Check each line of the entries below for the word "blurred", and copy out the ones that have it.

+ + + + +

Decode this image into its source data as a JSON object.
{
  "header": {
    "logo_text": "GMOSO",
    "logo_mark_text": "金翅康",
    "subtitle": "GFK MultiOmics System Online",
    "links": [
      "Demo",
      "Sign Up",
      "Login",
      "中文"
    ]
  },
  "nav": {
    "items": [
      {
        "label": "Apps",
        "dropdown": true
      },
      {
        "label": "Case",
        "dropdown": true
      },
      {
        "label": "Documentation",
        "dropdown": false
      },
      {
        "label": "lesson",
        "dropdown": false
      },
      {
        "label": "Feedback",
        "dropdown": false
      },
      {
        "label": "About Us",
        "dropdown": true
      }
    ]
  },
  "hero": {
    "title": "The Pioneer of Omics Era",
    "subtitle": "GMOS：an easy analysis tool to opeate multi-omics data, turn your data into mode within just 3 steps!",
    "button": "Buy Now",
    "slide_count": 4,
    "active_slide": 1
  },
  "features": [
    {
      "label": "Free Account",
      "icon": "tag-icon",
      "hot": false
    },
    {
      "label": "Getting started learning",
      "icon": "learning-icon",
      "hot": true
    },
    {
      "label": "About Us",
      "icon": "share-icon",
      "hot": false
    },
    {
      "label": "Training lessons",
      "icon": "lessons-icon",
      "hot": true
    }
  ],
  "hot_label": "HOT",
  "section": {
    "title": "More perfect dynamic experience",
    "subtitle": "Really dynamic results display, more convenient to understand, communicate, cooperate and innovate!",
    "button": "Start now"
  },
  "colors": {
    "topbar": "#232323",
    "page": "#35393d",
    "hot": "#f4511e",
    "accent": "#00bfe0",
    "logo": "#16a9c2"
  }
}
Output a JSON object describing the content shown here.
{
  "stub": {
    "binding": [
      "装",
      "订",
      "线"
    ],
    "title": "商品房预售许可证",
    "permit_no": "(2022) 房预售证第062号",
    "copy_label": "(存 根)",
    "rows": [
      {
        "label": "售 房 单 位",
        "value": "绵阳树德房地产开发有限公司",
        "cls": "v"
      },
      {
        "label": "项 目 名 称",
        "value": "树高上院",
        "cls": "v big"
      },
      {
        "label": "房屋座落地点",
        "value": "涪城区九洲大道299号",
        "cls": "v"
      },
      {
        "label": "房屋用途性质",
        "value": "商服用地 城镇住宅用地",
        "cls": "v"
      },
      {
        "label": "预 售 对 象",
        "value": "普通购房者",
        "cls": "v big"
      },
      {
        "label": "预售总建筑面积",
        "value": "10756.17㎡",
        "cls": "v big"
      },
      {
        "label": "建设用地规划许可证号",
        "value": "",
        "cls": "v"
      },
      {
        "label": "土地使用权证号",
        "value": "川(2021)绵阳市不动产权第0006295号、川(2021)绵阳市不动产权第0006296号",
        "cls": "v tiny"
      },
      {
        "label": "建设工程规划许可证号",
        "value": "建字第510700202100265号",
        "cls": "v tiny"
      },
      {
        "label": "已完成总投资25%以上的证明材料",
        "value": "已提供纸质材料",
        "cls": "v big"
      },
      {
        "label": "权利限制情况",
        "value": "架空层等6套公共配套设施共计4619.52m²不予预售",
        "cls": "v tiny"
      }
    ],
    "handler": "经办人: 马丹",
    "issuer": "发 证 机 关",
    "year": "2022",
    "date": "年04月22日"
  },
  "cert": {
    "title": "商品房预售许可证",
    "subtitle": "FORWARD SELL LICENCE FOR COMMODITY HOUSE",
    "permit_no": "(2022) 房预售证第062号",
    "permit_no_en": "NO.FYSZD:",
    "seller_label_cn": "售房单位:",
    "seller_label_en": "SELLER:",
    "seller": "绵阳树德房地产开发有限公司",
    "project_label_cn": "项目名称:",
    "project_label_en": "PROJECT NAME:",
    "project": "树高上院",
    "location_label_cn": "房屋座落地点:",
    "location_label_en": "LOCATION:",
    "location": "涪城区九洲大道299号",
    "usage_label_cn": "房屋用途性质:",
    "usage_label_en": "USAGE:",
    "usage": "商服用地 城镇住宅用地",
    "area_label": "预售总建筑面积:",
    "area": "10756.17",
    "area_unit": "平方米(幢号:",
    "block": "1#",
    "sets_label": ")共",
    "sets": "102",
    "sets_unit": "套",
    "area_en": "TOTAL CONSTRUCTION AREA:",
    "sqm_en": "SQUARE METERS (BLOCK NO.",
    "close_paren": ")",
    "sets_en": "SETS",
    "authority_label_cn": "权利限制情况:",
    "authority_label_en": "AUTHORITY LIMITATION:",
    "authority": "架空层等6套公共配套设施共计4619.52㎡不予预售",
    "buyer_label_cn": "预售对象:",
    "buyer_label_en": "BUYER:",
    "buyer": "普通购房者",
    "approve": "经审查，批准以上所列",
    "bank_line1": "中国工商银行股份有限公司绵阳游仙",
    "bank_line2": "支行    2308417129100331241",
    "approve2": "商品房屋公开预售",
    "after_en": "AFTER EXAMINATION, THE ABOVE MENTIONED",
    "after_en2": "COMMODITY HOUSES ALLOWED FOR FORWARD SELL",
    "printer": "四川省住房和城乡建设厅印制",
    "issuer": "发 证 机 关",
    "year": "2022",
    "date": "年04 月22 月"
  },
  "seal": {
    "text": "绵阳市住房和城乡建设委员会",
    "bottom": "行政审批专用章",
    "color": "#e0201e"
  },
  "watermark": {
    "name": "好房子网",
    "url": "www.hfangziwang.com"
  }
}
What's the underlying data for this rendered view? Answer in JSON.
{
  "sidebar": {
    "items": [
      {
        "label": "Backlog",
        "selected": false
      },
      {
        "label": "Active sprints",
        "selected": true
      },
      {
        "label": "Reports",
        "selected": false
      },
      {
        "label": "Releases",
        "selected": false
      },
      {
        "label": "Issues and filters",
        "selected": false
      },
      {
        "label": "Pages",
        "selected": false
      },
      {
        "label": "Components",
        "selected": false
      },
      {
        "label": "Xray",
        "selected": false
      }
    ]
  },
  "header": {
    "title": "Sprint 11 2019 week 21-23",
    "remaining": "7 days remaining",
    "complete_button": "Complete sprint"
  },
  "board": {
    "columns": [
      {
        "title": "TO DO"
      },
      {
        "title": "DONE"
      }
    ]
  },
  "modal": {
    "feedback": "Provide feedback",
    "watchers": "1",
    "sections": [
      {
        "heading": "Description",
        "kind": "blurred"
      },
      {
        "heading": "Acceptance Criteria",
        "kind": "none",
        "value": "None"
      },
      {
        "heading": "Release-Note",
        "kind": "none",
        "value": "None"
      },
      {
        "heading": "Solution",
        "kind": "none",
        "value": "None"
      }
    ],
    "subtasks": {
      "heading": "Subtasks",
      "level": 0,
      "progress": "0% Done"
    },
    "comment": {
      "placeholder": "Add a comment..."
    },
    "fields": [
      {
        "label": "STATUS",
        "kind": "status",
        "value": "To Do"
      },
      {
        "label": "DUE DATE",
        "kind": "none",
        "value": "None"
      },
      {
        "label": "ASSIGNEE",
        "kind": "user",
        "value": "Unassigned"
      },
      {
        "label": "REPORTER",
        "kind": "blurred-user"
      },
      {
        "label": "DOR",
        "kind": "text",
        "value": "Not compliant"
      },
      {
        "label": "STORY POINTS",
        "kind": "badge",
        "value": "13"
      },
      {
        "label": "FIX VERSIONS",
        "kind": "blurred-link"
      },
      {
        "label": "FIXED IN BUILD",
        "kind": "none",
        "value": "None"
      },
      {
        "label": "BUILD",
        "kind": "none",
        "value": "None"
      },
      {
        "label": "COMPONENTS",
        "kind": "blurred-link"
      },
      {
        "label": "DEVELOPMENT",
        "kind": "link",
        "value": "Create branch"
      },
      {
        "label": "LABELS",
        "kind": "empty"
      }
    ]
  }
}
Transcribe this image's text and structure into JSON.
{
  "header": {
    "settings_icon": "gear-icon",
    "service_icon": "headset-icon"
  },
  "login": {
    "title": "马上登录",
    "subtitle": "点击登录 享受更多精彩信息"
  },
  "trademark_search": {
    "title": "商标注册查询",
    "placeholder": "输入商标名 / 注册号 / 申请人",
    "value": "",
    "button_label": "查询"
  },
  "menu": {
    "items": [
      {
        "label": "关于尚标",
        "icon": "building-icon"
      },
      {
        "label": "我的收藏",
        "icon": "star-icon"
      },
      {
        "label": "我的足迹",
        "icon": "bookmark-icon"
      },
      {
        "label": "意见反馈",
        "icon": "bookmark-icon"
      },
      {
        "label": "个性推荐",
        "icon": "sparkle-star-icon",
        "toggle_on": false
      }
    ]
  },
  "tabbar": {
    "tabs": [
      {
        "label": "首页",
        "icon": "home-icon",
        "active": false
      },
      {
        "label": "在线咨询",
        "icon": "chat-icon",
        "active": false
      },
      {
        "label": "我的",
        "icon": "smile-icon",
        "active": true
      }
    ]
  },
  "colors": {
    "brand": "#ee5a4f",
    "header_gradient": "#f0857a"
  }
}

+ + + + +

## [Answer box]
        "kind": "blurred"
        "kind": "blurred-user"
        "kind": "blurred-link"
        "kind": "blurred-link"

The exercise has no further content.